Le site SF Signal
a demandé à plusieurs auteurs quels étaient selon eux les meilleurs Space Opera.
Parmi les réponses, il y a celle de Peter F. Hamilton :
"An appreciation about my favourite Space Operas. Well that should be easy enough, I thought when the request appeared in my inbox. Then we immediately get into definitions. Trying to decide What is Space Opera? has filled entire forums for weeks on end, it's not a debate that's ever going to end. So for the purposes of this piece, it's what I personally enjoyed, and fits with the widest definition of galaxy-sprawling epic.
The Lensman series
I'm wondering how many people will nominate this. It is the acknowledged absolute classic Space Opera. I read it in the seventies when it was re-released in the UK by the Panther imprint. Specifically 1973, when I was laid up with a broken leg, and my mum went down to the local bookshop to find me some Science Fiction to keep me occupied. Whenever I talk about this at public events I always say that I don't read it anymore because it's kinda old fashioned and I don't want to spoil the memory. Which I guess goes back to another definition of when was the golden age of Science Fiction - when you're thirteen.
But... I've just picked one off the shelf (Children of the Lens) and read a couple of paragraphs. I definitely won't be doing that again. It really is best left to memory. But what a memory. Two ancient alien races with superminds, one evil one good, competing for dominance of the universe, with the good ones directing evolution so that it might ultimately produce a species that would defeat the bad guys. That was humans that got chosen for their potential, of course. The starting point is history, with Atlantis as part of the struggle, then on through the cold war and into the future. All the while breeding humans to produce a strain of the strongest most powerful... er, hang on, that seems a bit -well, Nazi-like. That's what growing old and cynical does for you, I suppose. After all, today's Space Operas just use genetic engineering to elevate humans -all nicely politically neutral, even if it has the same result. But if you overlook the political incorrectness (which it wasn't at the time it was written) and yes the somewhat sexist stereotyping as well, it is a classic story, with the noble Galactic Patrol flying off to have huge and actually quite innovative space battles with the fleets of evil henchaliens. Yes, we've rightly moved on, and it doesn't warrant a close examination or even a re-read, but it certainly set the tone of big ambitious storytelling which lasts to this day. I owe it a great deal.

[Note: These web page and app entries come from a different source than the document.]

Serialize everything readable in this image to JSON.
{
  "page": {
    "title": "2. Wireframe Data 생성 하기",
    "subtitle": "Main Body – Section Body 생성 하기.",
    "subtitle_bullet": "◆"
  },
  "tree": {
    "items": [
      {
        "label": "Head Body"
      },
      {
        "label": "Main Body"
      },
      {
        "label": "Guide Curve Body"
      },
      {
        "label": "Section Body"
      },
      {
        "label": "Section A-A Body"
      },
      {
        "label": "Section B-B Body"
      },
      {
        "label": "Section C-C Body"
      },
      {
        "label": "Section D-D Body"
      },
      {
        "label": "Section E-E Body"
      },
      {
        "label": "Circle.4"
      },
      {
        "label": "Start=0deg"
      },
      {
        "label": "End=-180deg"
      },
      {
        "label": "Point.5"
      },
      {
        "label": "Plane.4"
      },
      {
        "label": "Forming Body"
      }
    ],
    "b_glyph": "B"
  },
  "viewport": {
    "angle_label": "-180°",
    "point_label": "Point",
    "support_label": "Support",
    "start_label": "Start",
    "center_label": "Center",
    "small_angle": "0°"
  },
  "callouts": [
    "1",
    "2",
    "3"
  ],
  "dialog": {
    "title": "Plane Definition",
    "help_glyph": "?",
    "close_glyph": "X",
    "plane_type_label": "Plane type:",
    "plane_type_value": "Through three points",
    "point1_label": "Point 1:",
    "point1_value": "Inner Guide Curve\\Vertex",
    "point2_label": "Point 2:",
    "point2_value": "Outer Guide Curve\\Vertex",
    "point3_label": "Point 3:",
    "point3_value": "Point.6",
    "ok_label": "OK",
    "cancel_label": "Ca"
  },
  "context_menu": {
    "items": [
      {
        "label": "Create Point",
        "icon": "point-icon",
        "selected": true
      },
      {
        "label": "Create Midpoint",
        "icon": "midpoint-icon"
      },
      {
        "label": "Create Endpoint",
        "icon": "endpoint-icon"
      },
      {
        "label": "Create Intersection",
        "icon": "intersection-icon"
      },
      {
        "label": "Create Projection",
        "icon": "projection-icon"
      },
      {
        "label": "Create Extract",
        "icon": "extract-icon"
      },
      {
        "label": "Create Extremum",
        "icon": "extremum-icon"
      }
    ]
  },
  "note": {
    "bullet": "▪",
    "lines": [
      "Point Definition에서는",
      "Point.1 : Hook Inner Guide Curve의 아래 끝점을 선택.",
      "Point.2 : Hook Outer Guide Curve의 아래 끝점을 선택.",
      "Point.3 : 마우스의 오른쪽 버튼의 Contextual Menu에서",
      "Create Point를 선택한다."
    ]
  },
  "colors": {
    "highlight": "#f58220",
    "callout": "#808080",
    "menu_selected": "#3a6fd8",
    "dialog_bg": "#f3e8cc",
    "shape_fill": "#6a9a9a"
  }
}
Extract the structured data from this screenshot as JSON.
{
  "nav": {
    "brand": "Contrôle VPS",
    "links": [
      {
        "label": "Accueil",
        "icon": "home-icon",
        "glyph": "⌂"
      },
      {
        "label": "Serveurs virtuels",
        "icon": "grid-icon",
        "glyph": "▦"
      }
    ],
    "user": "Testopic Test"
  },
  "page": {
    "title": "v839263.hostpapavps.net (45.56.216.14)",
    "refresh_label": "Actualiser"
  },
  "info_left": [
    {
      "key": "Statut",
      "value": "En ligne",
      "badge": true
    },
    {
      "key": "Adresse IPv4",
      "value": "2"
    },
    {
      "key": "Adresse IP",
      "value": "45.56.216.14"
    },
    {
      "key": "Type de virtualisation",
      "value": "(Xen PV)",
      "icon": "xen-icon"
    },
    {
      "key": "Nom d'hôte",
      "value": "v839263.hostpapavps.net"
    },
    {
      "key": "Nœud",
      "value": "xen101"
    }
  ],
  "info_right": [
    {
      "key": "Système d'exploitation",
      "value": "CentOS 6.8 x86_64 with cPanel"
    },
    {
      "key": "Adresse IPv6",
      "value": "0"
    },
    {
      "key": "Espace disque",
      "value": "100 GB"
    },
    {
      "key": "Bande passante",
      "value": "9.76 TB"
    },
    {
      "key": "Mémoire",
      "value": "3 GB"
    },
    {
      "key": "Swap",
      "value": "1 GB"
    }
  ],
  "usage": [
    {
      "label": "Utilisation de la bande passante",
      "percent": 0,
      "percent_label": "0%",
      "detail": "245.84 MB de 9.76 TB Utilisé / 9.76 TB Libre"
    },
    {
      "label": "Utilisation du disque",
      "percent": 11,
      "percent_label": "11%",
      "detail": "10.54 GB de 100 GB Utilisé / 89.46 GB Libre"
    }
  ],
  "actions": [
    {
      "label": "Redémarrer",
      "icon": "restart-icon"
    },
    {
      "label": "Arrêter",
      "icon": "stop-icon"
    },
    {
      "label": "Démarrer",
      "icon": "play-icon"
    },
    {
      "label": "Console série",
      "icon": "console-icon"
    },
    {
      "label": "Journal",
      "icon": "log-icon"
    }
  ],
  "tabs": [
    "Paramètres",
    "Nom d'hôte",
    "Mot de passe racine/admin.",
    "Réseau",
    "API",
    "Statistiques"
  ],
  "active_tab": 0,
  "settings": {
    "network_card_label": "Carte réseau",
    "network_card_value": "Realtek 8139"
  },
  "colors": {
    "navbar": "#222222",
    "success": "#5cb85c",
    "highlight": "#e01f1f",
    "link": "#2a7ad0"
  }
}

The Mote In God's Eye
The first of the more realistic (if we can ever use that word in relation to this genre) Space Operas I read. It's a first contact novel, with an alien race that's hiding a big secret. The difference here is that Niven and Pournelle have thought out their world building, and it shows. The technology and the society are complimentary and work well together. The aliens also are well-realized, right down to their biology and asymmetric profile.
The story doesn't have the kind of huge battles traditional to Space Opera, though there are fights between warships, again technologically believable. Instead we have what amounts to a battle of wits between the humans team sent on the expedition to the alien homeworld, and the aliens themselves. All the information is collected, the characters just need to put it together correctly. Given the book's structure, it makes for a gripping read, especially in the last section.
Very much in the supertechnology league, and full of imagination. An asteroid from a future that isn't quite our future arrives in Earth orbit and triggers a nuclear war. But the core of the asteroid holds a stunning secret, it has a singularity habitat which stretches on forever. This book again set new standards, taking the reader on a journey through time and alternate realities. Along with providing a truly impressive enemy, Eon was also pushing the boundaries with various advanced human concepts. It epitomises the modern Space Opera with both its exploration of science-based concepts and the possibilities that will produce in relation to society, as well as being genuinely exciting.
The Forever War
Not quite the epic in the classic sense that I was talking about at the start. However, The Forever War certainly has every other component of Space Opera. Galaxy wide war that lasts for centuries, enigmatic evil aliens (apparently) grunts in power armour, starflight, high tech weapons, a fight to save the human race (allegedly). The story is about the one man to survive the entire length of the war -due to a quirk of relativity. It's been called by many as the dark antidote to Starship Troopers, and I think I'm happily aligned with that group of thought. In no way is it about the glory of war, quite the opposite. However, in telling the story it does, it takes the reader on the classic sensawonder journey required by the genre. And more, it makes you think. Subversive stuff indeed. This is a particular favourite of mine."